Given the set of addresses returned by backtrace() in buffer, backtrace_symbols() translates the addresses into an array of strings that describe the addresses symbolically. The size argument specifies the number of addresses in buffer. The symbolic representation of each address consists of the function name (if this can be determined), a hexadecimal offset into the function, and the actual return address (in hexadecimal). The address of the array of string pointers is returned as the function result of backtrace_symbols(). This array is malloc(3)ed by backtrace_symbols(), and must be freed by the caller. (The strings pointed to by the array of pointers need not and should not be freed.)

backtrace_symbols_fd() takes the same buffer and size arguments as backtrace_symbols(), but instead of returning an array of strings to the caller, it writes the strings, one per line, to the file descriptor fd. backtrace_symbols_fd() does not call malloc(3), and so can be employed in situations where the latter function might fail, but see NOTES.

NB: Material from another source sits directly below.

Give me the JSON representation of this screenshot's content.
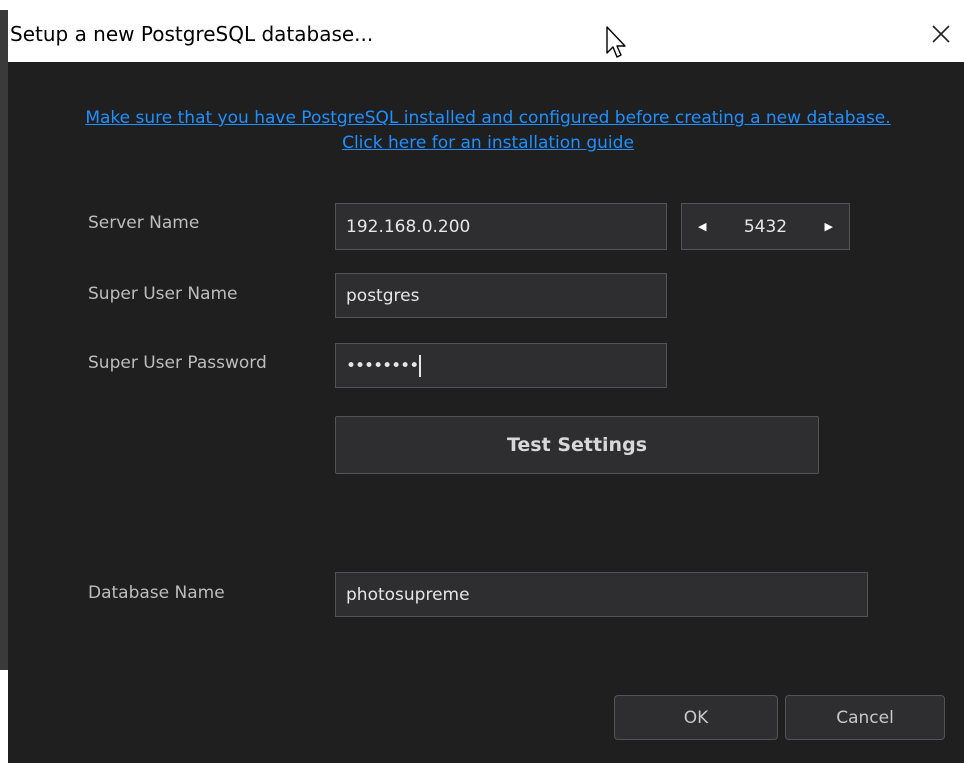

backtrace() returns the number of addresses returned in buffer, which is not greater than size. If the return value is less than size, then the full backtrace was stored; if it is equal to size, then it may have been truncated, in which case the addresses of the oldest stack frames are not returned.

On success, backtrace_symbols() returns a pointer to the array malloc(3)ed by the call; on error, NULL is returned.


The program below demonstrates the use of backtrace() and backtrace_symbols(). The following shell session shows what we might see when running the program:

$ cc -rdynamic prog.c -o prog
$ ./prog 3
backtrace() returned 8 addresses
./prog(myfunc3+0x5c) [0x80487f0]
./prog [0x8048871]
./prog(myfunc+0x21) [0x8048894]
./prog(myfunc+0x1a) [0x804888d]
./prog(myfunc+0x1a) [0x804888d]
./prog(main+0x65) [0x80488fb]
/lib/ [0xb7e38f9c]
./prog [0x8048711]

Program source

#include <execinfo.h>
#include <stdio.h>
#include <stdlib.h>
#include <unistd.h>
#define BT_BUF_SIZE 100
    int nptrs;
    void *buffer[BT_BUF_SIZE];
    char **strings;
    nptrs = backtrace(buffer, BT_BUF_SIZE);
    printf("backtrace() returned %d addresses\n", nptrs);
    /* The call backtrace_symbols_fd(buffer, nptrs, STDOUT_FILENO)
       would produce similar output to the following: */
    strings = backtrace_symbols(buffer, nptrs);
    if (strings == NULL) {
    for (size_t j = 0; j < nptrs; j++)
        printf("%s\n", strings[j]);
static void   /* "static" means don't export the symbol... */
myfunc(int ncalls)
    if (ncalls > 1)
        myfunc(ncalls - 1);
main(int argc, char *argv[])
    if (argc != 2) {
        fprintf(stderr, "%s num-calls\n", argv[0]);


For an explanation of the terms used in this section, see attributes(7).

Interface Attribute Value

backtrace(), backtrace_symbols(), backtrace_symbols_fd()

Thread safety MT-Safe




glibc 2.1.


These functions make some assumptions about how a function's return address is stored on the stack. Note the following:

  • Omission of the frame pointers (as implied by any of gcc(1)'s nonzero optimization levels) may cause these assumptions to be violated.

  • Inlined functions do not have stack frames.

  • Tail-call optimization causes one stack frame to replace another.

  • backtrace() and backtrace_symbols_fd() don't call malloc() explicitly, but they are part of libgcc, which gets loaded dynamically when first used. Dynamic loading usually triggers a call to malloc(3). If you need certain calls to these two functions to not allocate memory (in signal handlers, for example), you need to make sure libgcc is loaded beforehand.

The symbol names may be unavailable without the use of special linker options. For systems using the GNU linker, it is necessary to use the -rdynamic linker option. Note that names of "static" functions are not exposed, and won't be available in the backtrace.


addr2line(1), gcc(1), gdb(1), ld(1), dlopen(3), malloc(3)